Robbie over at Palm Rae Urban Potager made a great post about the importance of soils. With the 21st being ‘Save the Soils’ day, I thought I’d share a bit of info about what is under my feet.
To say that my soils are sandy and rocky is an understatement.
What passes for topsoil in much of Australia is in fact nothing more than ancient decomposed rock particles. This describes my yard: the soil is a mix of decomposed Sydney sandstone, Ironstone and a little bit of Granite.
The most surprising feature is that there is almost no organic matter: this is partly because the whole garden is on a steep slope and organic matter washes away in rain, but even in the lower parts of the garden, there is almost nothing.

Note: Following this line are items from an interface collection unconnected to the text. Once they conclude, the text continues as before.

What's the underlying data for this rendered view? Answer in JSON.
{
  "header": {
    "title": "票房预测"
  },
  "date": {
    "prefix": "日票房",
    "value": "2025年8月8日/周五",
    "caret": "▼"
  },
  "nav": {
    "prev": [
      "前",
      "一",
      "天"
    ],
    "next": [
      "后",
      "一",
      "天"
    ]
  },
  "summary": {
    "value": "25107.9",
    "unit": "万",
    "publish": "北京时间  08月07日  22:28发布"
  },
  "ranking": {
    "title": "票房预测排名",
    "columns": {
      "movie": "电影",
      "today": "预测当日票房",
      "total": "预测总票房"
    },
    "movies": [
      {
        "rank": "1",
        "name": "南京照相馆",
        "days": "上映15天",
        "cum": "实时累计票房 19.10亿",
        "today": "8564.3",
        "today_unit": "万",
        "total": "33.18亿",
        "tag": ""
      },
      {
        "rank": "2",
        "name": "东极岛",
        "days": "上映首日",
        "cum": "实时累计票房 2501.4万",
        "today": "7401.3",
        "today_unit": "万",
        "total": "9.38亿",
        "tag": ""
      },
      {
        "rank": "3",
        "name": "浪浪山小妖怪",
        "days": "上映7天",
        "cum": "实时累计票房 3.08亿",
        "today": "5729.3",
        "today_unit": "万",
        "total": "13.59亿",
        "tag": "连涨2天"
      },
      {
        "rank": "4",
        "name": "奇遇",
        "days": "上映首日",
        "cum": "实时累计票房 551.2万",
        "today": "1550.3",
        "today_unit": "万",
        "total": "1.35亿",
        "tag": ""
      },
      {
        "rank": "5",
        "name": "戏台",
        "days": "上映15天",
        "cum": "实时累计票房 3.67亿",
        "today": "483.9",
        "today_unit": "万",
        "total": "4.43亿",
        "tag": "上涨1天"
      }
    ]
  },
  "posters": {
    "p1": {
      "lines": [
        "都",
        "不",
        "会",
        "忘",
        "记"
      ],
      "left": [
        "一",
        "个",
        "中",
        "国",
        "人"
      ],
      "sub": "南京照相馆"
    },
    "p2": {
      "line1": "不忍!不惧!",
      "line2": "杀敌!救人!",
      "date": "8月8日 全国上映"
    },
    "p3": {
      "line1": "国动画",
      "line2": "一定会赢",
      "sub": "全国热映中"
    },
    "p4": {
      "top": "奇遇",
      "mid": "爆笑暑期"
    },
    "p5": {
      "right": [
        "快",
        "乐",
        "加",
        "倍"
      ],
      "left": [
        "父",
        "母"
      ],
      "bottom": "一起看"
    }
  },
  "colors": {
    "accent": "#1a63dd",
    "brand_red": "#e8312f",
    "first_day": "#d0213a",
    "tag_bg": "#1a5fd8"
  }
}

Despite this, the garden manages to house over a dozen very large, healthy trees (native and exotic).
But, as you can see from my humble attempts in this blog, even these impoverished soils support plant life. If it weren’t for the high rainfall in this area and the rock minerals present as a result of the decomposition of ancient stones, creating a garden in just sand and rubble would be seriously challenging.
Challenging alright…who has light beige coloured top soil?
Then there are the rocks…..any time I create garden beds, I dig, mattock and lever out vast amounts of them. These are just some of the piles in out-of-the-way parts of the garden:
But these rock piles are slowly being re-used to create edging, raised beds and dry-stone retaining walls….
……and the little bits of rubble will be spread under pathways with a decorative gravel layer on top and it will be used to make Swales once I have finished terracing the site.
A great thing about these dry-stone walls is that they make fantastic insect-hotels – in fact they are the original insect hotels, long before the term was even invented! Pick up any of the stones and there all sorts of insects (both good and bad); lizards, spiders, centipedes, ants, woodlouse, etc using these as shelter and as their own supermarket…although in this supermarket, all the insects feast on each other.
Naturally I make my own compost, but obviously it’s no where near enough for a 1000m² (¼ acre) of garden.
There are of course positives to having this soil type: in addition to being very free-draining, sandy soils are easy to dig, don’t waterlog and because of all the rock nutrients, have fertility despite no organic content.
But it needs more organic matter, lots more.
Now as I can’t make enough compost (yet – each batch takes a few months) for the rate of new garden beds I am making, I have to bring in the next best thing – mulch.
I would mulch anyway to both conserve soil moisture as well as stopping run-off during heavy rain and protecting the soil from freezing in winter.
I use Sugar Cane mulch which is a by-product of sugar processing (once upon a time it was just burnt). Sugar cane mulch contains Nitrogen, Phosphorus, Potassium, Calcium, Magnesium and Sulphur so actually adds nourishment as well as enriching the soil structure. The mulch breaks down quickly and doesn’t deplete Nitrogen from the soil like bark mulches can. Nor does it change the pH like pine-bark or pine needles. Here is an example of the soil after only 6 months of mulching with Sugar Cane:
Compare that with very first photo! Much more brown, much less beige – heck, there’s even a hint of black, just like soil should be!
I just need to add another 20cm/8″ of this sort of organic matter, as well as leaf mould (another reason why I have planted so many trees), before I have anywhere near what most people take for granted as the soil under their feet.
But at least it is much, much easier to fix a sandy soil than a clay one, so for that, I’m grateful! And there is one piece of advice that I learnt many years ago: “Feed the soil, not the plant“.
Happy Gardening and Happy Soil Day 🙂